* **Task prompt**:
All that is needed is each line of the entries holding the word "Qigong", copied as it stands.

* **Data records for software interfaces**:
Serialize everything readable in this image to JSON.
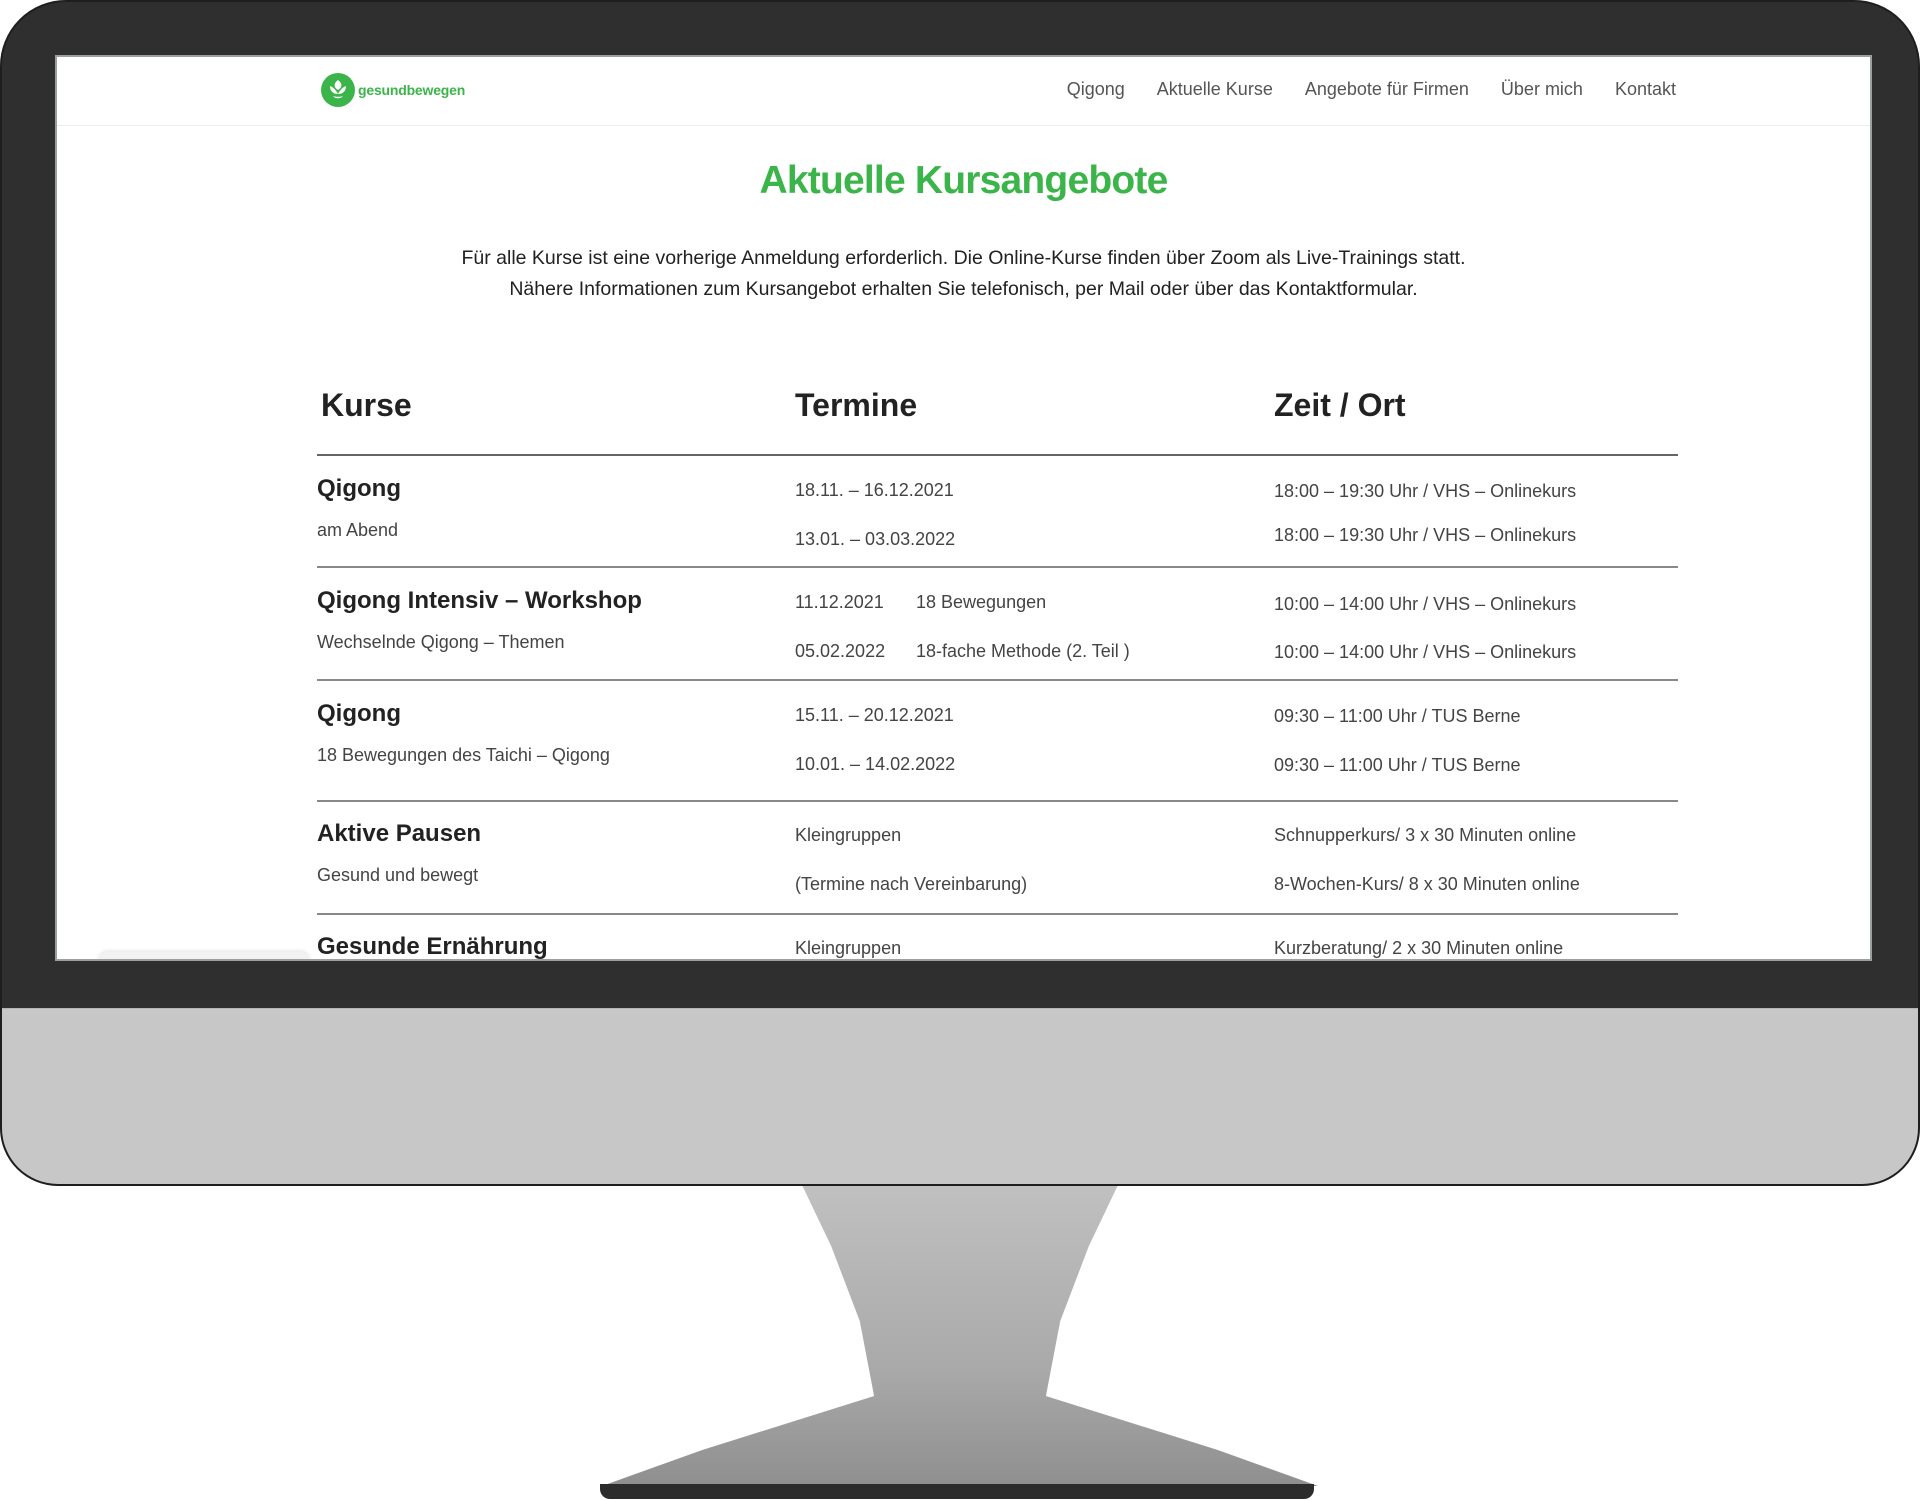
{
  "site": {
    "logo_text": "gesundbewegen",
    "nav": [
      "Qigong",
      "Aktuelle Kurse",
      "Angebote für Firmen",
      "Über mich",
      "Kontakt"
    ]
  },
  "page": {
    "title": "Aktuelle Kursangebote",
    "intro_line1": "Für alle Kurse ist eine vorherige Anmeldung erforderlich. Die Online-Kurse finden über Zoom als Live-Trainings statt.",
    "intro_line2": "Nähere Informationen zum Kursangebot erhalten Sie telefonisch, per Mail oder über das Kontaktformular."
  },
  "table": {
    "headers": [
      "Kurse",
      "Termine",
      "Zeit / Ort"
    ],
    "rows": [
      {
        "title": "Qigong",
        "subtitle": "am Abend",
        "dates": [
          "18.11. – 16.12.2021",
          "13.01. – 03.03.2022"
        ],
        "notes": [
          "",
          ""
        ],
        "times": [
          "18:00 – 19:30 Uhr / VHS – Onlinekurs",
          "18:00 – 19:30 Uhr / VHS – Onlinekurs"
        ]
      },
      {
        "title": "Qigong Intensiv – Workshop",
        "subtitle": "Wechselnde Qigong – Themen",
        "dates": [
          "11.12.2021",
          "05.02.2022"
        ],
        "notes": [
          "18 Bewegungen",
          "18-fache Methode (2. Teil )"
        ],
        "times": [
          "10:00 – 14:00 Uhr / VHS – Onlinekurs",
          "10:00 – 14:00 Uhr / VHS – Onlinekurs"
        ]
      },
      {
        "title": "Qigong",
        "subtitle": "18 Bewegungen des Taichi – Qigong",
        "dates": [
          "15.11. – 20.12.2021",
          "10.01. – 14.02.2022"
        ],
        "notes": [
          "",
          ""
        ],
        "times": [
          "09:30 – 11:00 Uhr / TUS Berne",
          "09:30 – 11:00 Uhr / TUS Berne"
        ]
      },
      {
        "title": "Aktive Pausen",
        "subtitle": "Gesund und bewegt",
        "dates": [
          "Kleingruppen",
          "(Termine nach Vereinbarung)"
        ],
        "notes": [
          "",
          ""
        ],
        "times": [
          "Schnupperkurs/ 3 x 30 Minuten online",
          "8-Wochen-Kurs/ 8 x 30 Minuten online"
        ]
      },
      {
        "title": "Gesunde Ernährung",
        "subtitle": "",
        "dates": [
          "Kleingruppen",
          ""
        ],
        "notes": [
          "",
          ""
        ],
        "times": [
          "Kurzberatung/ 2 x 30 Minuten online",
          ""
        ]
      }
    ]
  }
}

* **Result below**:
      "Qigong",
        "title": "Qigong",
        "title": "Qigong Intensiv – Workshop",
        "subtitle": "Wechselnde Qigong – Themen",
        "title": "Qigong",
        "subtitle": "18 Bewegungen des Taichi – Qigong",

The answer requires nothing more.